Local resident and musician Aarika Voegele hung out at the bar with her brother.
“They were always real nice,” she responded on Facebook. “I remember a wooden bar that stretched (through) the place, and it being somewhat packed with regulars. If I remember correctly, there was a jukebox towards the back.

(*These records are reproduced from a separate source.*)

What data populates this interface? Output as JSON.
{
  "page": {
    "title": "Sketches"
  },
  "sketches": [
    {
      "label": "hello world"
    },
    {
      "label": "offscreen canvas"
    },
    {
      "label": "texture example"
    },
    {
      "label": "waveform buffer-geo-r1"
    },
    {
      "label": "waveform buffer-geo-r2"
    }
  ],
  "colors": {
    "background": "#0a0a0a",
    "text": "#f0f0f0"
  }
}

It was a very mellow bar, from my experience.”
As some recalled, the bar owned by John Demetriades had a neon unicorn head in its window.
Little evidence of the Unicorn could be found in the Dayton Daily News archives.
Articles uncovered point to difficult times in the Unicorn’s final years.
A 1999 story involved two brothers attacking a bartender.
In an a 2002 article about the city’s objections to the renewal of its liquor permit and those of about a dozen other businesses, it was reported that the Unicorn’s owner insisted that crimes around the bar were unrelated to the business.
The space that formerly held the Unicorn was the site of the Dayton Circus art event in 2009.
Since there is no Unicorn for us to visit today, we can only imagine the shenanigans that could be going down there at this very moment.